Set down each record below exactly as it stands. Pictures are not part of the copy.
BEGIN DATA LISTING
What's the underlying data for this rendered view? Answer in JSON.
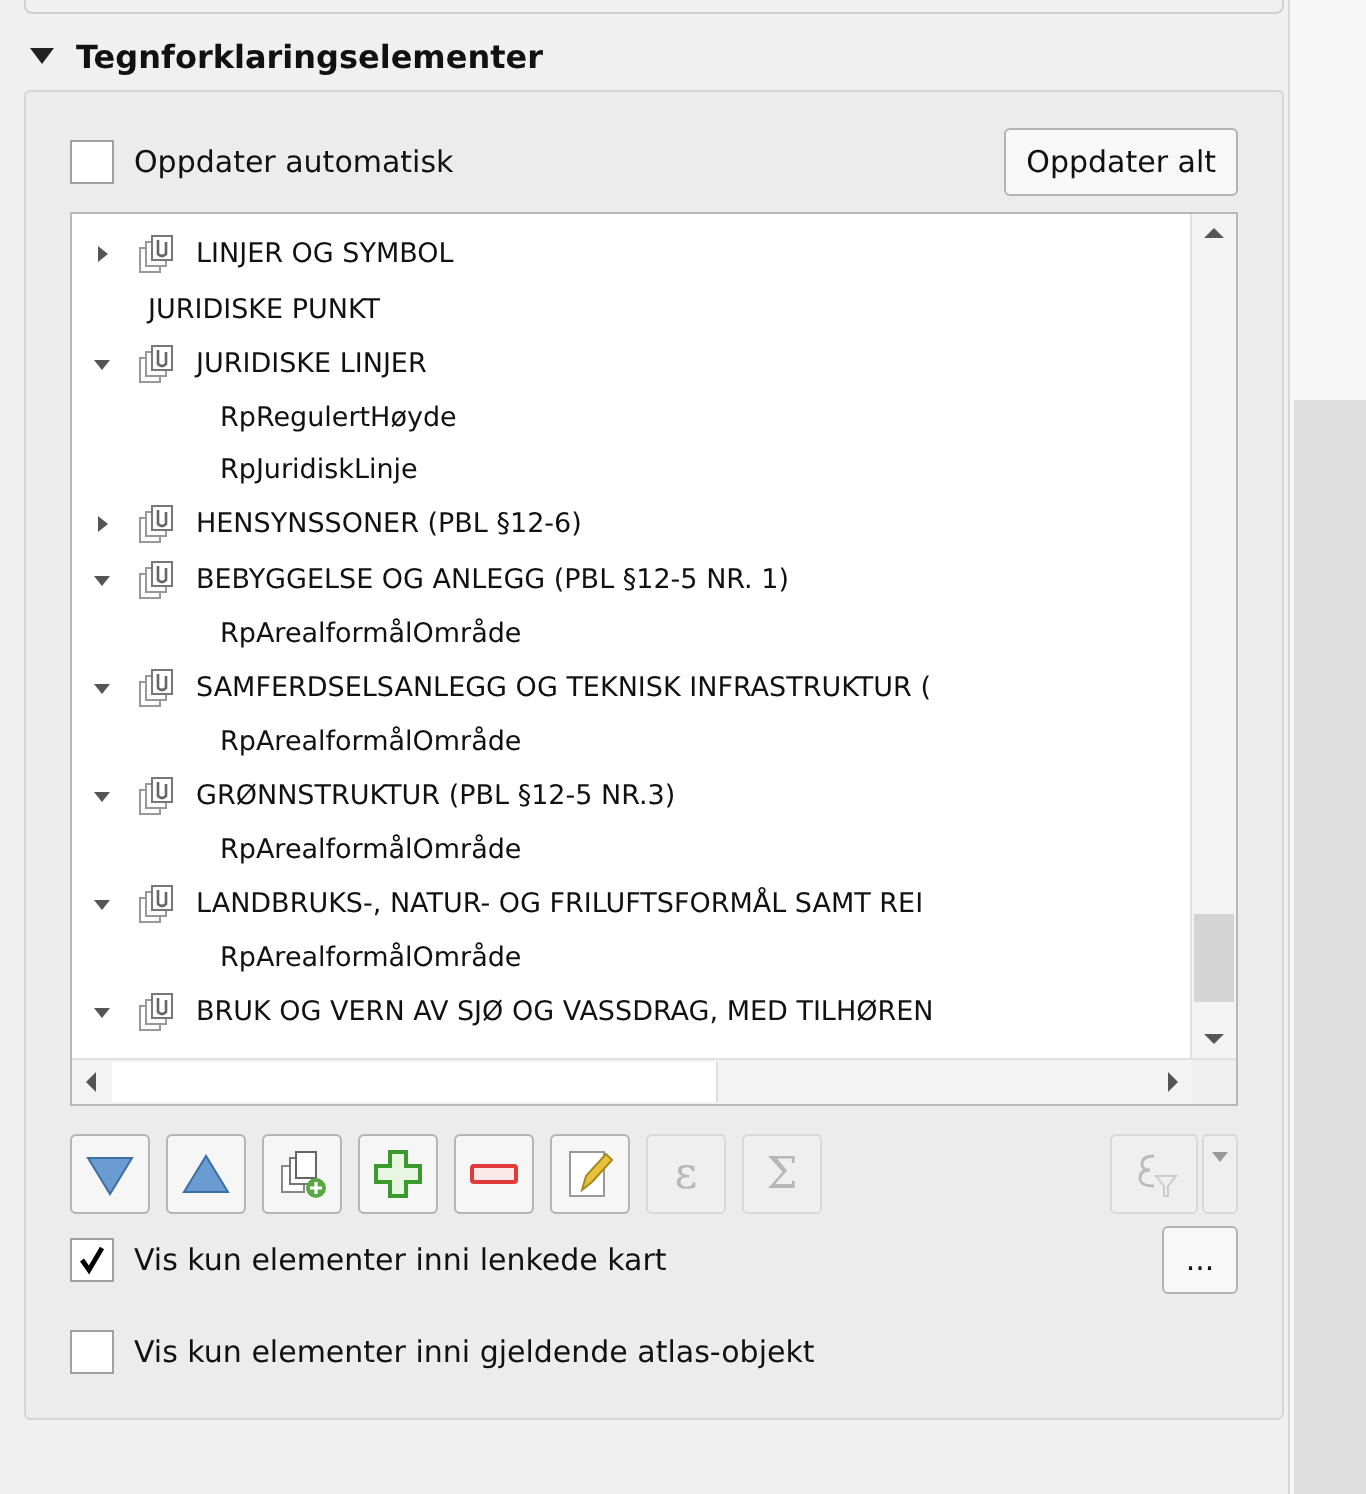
{
  "section": {
    "title": "Tegnforklaringselementer",
    "expanded": true
  },
  "auto_update": {
    "label": "Oppdater automatisk",
    "checked": false
  },
  "update_all_button": "Oppdater alt",
  "tree": [
    {
      "kind": "group",
      "label": "LINJER OG SYMBOL",
      "expanded": false
    },
    {
      "kind": "item",
      "label": "JURIDISKE PUNKT"
    },
    {
      "kind": "group",
      "label": "JURIDISKE LINJER",
      "expanded": true,
      "children": [
        {
          "label": "RpRegulertHøyde"
        },
        {
          "label": "RpJuridiskLinje"
        }
      ]
    },
    {
      "kind": "group",
      "label": "HENSYNSSONER (PBL §12-6)",
      "expanded": false
    },
    {
      "kind": "group",
      "label": "BEBYGGELSE OG ANLEGG (PBL §12-5 NR. 1)",
      "expanded": true,
      "children": [
        {
          "label": "RpArealformålOmråde"
        }
      ]
    },
    {
      "kind": "group",
      "label": "SAMFERDSELSANLEGG OG TEKNISK INFRASTRUKTUR (",
      "expanded": true,
      "children": [
        {
          "label": "RpArealformålOmråde"
        }
      ]
    },
    {
      "kind": "group",
      "label": "GRØNNSTRUKTUR (PBL §12-5 NR.3)",
      "expanded": true,
      "children": [
        {
          "label": "RpArealformålOmråde"
        }
      ]
    },
    {
      "kind": "group",
      "label": "LANDBRUKS-, NATUR- OG FRILUFTSFORMÅL SAMT REI",
      "expanded": true,
      "children": [
        {
          "label": "RpArealformålOmråde"
        }
      ]
    },
    {
      "kind": "group",
      "label": "BRUK OG VERN AV SJØ OG VASSDRAG, MED TILHØREN",
      "expanded": true
    }
  ],
  "toolbar": [
    {
      "kind": "down",
      "disabled": false
    },
    {
      "kind": "up",
      "disabled": false
    },
    {
      "kind": "add-group",
      "disabled": false
    },
    {
      "kind": "add",
      "disabled": false
    },
    {
      "kind": "remove",
      "disabled": false
    },
    {
      "kind": "edit",
      "disabled": false
    },
    {
      "kind": "glyph",
      "text": "ε",
      "disabled": true
    },
    {
      "kind": "glyph",
      "text": "Σ",
      "disabled": true
    }
  ],
  "filter_button": {
    "disabled": true
  },
  "options": [
    {
      "label": "Vis kun elementer inni lenkede kart",
      "checked": true,
      "button": "..."
    },
    {
      "label": "Vis kun elementer inni gjeldende atlas-objekt",
      "checked": false
    }
  ]
}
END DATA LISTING
## WRITTEN ANSWER
What's the underlying data for this rendered view? Answer in JSON.
{
  "section": {
    "title": "Tegnforklaringselementer",
    "expanded": true
  },
  "auto_update": {
    "label": "Oppdater automatisk",
    "checked": false
  },
  "update_all_button": "Oppdater alt",
  "tree": [
    {
      "kind": "group",
      "label": "LINJER OG SYMBOL",
      "expanded": false
    },
    {
      "kind": "item",
      "label": "JURIDISKE PUNKT"
    },
    {
      "kind": "group",
      "label": "JURIDISKE LINJER",
      "expanded": true,
      "children": [
        {
          "label": "RpRegulertHøyde"
        },
        {
          "label": "RpJuridiskLinje"
        }
      ]
    },
    {
      "kind": "group",
      "label": "HENSYNSSONER (PBL §12-6)",
      "expanded": false
    },
    {
      "kind": "group",
      "label": "BEBYGGELSE OG ANLEGG (PBL §12-5 NR. 1)",
      "expanded": true,
      "children": [
        {
          "label": "RpArealformålOmråde"
        }
      ]
    },
    {
      "kind": "group",
      "label": "SAMFERDSELSANLEGG OG TEKNISK INFRASTRUKTUR (",
      "expanded": true,
      "children": [
        {
          "label": "RpArealformålOmråde"
        }
      ]
    },
    {
      "kind": "group",
      "label": "GRØNNSTRUKTUR (PBL §12-5 NR.3)",
      "expanded": true,
      "children": [
        {
          "label": "RpArealformålOmråde"
        }
      ]
    },
    {
      "kind": "group",
      "label": "LANDBRUKS-, NATUR- OG FRILUFTSFORMÅL SAMT REI",
      "expanded": true,
      "children": [
        {
          "label": "RpArealformålOmråde"
        }
      ]
    },
    {
      "kind": "group",
      "label": "BRUK OG VERN AV SJØ OG VASSDRAG, MED TILHØREN",
      "expanded": true
    }
  ],
  "toolbar": [
    {
      "kind": "down",
      "disabled": false
    },
    {
      "kind": "up",
      "disabled": false
    },
    {
      "kind": "add-group",
      "disabled": false
    },
    {
      "kind": "add",
      "disabled": false
    },
    {
      "kind": "remove",
      "disabled": false
    },
    {
      "kind": "edit",
      "disabled": false
    },
    {
      "kind": "glyph",
      "text": "ε",
      "disabled": true
    },
    {
      "kind": "glyph",
      "text": "Σ",
      "disabled": true
    }
  ],
  "filter_button": {
    "disabled": true
  },
  "options": [
    {
      "label": "Vis kun elementer inni lenkede kart",
      "checked": true,
      "button": "..."
    },
    {
      "label": "Vis kun elementer inni gjeldende atlas-objekt",
      "checked": false
    }
  ]
}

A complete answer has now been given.